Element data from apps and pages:
==========

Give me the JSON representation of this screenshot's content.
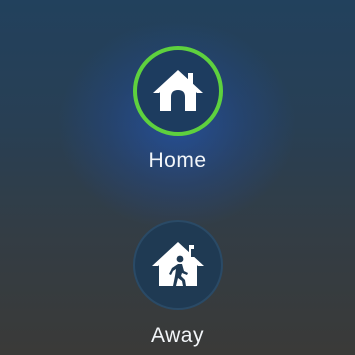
{
  "modes": [
    {
      "label": "Home",
      "icon": "house-icon",
      "selected": true
    },
    {
      "label": "Away",
      "icon": "house-person-walking-icon",
      "selected": false
    }
  ],
  "colors": {
    "selected_ring": "#5ed13e",
    "circle_fill": "#1d3c5f",
    "label_text": "#f3f6f9"
  }
}
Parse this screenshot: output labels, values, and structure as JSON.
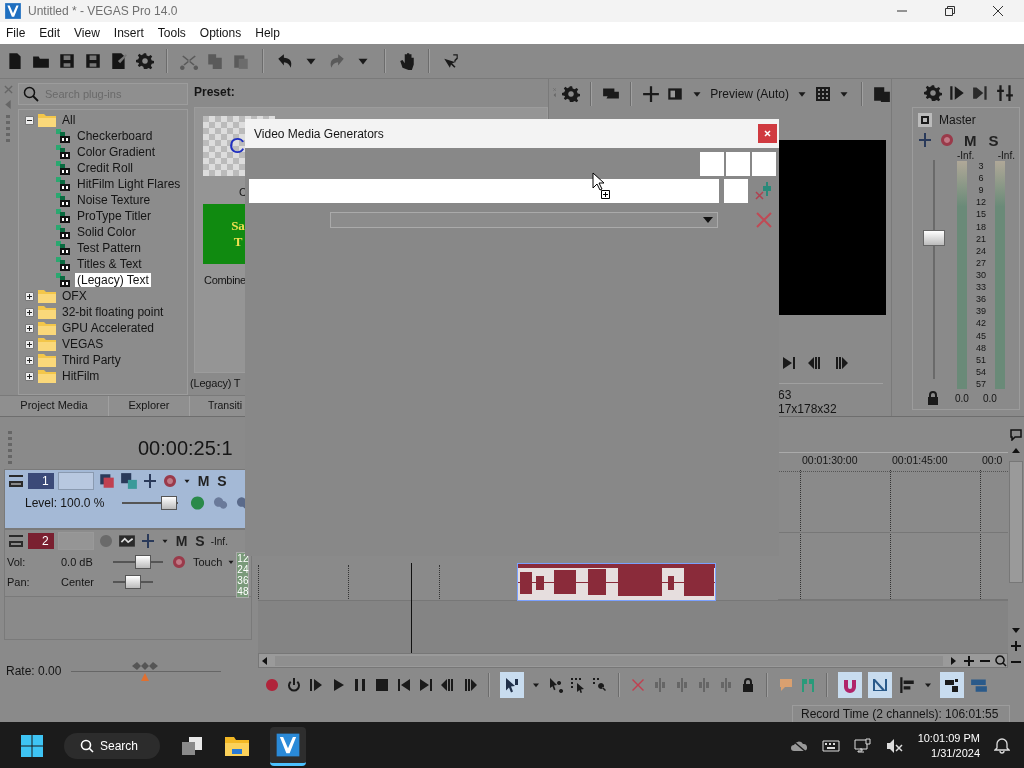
{
  "window": {
    "title": "Untitled * - VEGAS Pro 14.0"
  },
  "menu": [
    "File",
    "Edit",
    "View",
    "Insert",
    "Tools",
    "Options",
    "Help"
  ],
  "plugin_browser": {
    "search": {
      "placeholder": "Search plug-ins"
    },
    "tree": [
      {
        "label": "All",
        "expanded": true,
        "selected": false,
        "children": [
          {
            "label": "Checkerboard",
            "selected": false
          },
          {
            "label": "Color Gradient",
            "selected": false
          },
          {
            "label": "Credit Roll",
            "selected": false
          },
          {
            "label": "HitFilm Light Flares",
            "selected": false
          },
          {
            "label": "Noise Texture",
            "selected": false
          },
          {
            "label": "ProType Titler",
            "selected": false
          },
          {
            "label": "Solid Color",
            "selected": false
          },
          {
            "label": "Test Pattern",
            "selected": false
          },
          {
            "label": "Titles & Text",
            "selected": false
          },
          {
            "label": "(Legacy) Text",
            "selected": true
          }
        ]
      },
      {
        "label": "OFX",
        "expanded": false,
        "selected": false
      },
      {
        "label": "32-bit floating point",
        "expanded": false,
        "selected": false
      },
      {
        "label": "GPU Accelerated",
        "expanded": false,
        "selected": false
      },
      {
        "label": "VEGAS",
        "expanded": false,
        "selected": false
      },
      {
        "label": "Third Party",
        "expanded": false,
        "selected": false
      },
      {
        "label": "HitFilm",
        "expanded": false,
        "selected": false
      }
    ]
  },
  "presets": {
    "label": "Preset:",
    "items": [
      {
        "kind": "checker",
        "thumb_text": [
          "C"
        ],
        "caption": "C"
      },
      {
        "kind": "green",
        "thumb_text": [
          "Sa",
          "T"
        ],
        "caption": "Combine"
      }
    ],
    "footer": "(Legacy) T"
  },
  "dock_tabs": [
    "Project Media",
    "Explorer",
    "Transiti"
  ],
  "preview": {
    "mode": "Preview (Auto)",
    "info": [
      "63",
      "17x178x32"
    ]
  },
  "master": {
    "label": "Master",
    "mute": "M",
    "solo": "S",
    "peaks": [
      "-Inf.",
      "-Inf."
    ],
    "level": 0.63,
    "ticks": [
      "3",
      "6",
      "9",
      "12",
      "15",
      "18",
      "21",
      "24",
      "27",
      "30",
      "33",
      "36",
      "39",
      "42",
      "45",
      "48",
      "51",
      "54",
      "57"
    ],
    "readings": [
      "0.0",
      "0.0"
    ]
  },
  "timecode": "00:00:25:1",
  "tracks": [
    {
      "kind": "video",
      "number": "1",
      "selected": true,
      "mute": "M",
      "solo": "S",
      "level_label": "Level: 100.0 %",
      "level": 0.85
    },
    {
      "kind": "audio",
      "number": "2",
      "selected": false,
      "mute": "M",
      "solo": "S",
      "peak": "-Inf.",
      "meter": [
        "12",
        "24",
        "36",
        "48"
      ],
      "vol_label": "Vol:",
      "volume": {
        "value": "0.0 dB",
        "level": 0.6
      },
      "automation": "Touch",
      "pan_label": "Pan:",
      "pan": {
        "value": "Center",
        "level": 0.5
      }
    }
  ],
  "rate": "Rate: 0.00",
  "ruler": [
    "00:01:30:00",
    "00:01:45:00",
    "00:0"
  ],
  "toggles": {
    "normal_edit": true,
    "snapping": true,
    "auto_crossfade": true,
    "lock_envelopes": true
  },
  "status": "Record Time (2 channels): 106:01:55",
  "dialog": {
    "title": "Video Media Generators"
  },
  "taskbar": {
    "search": "Search",
    "time": "10:01:09 PM",
    "date": "1/31/2024"
  }
}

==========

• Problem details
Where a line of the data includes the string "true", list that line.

• The completed task
      "selected": true
        "expanded": true,
            "selected": true
      "selected": true,
    "normal_edit": true,
    "snapping": true,
    "auto_crossfade": true,
    "lock_envelopes": true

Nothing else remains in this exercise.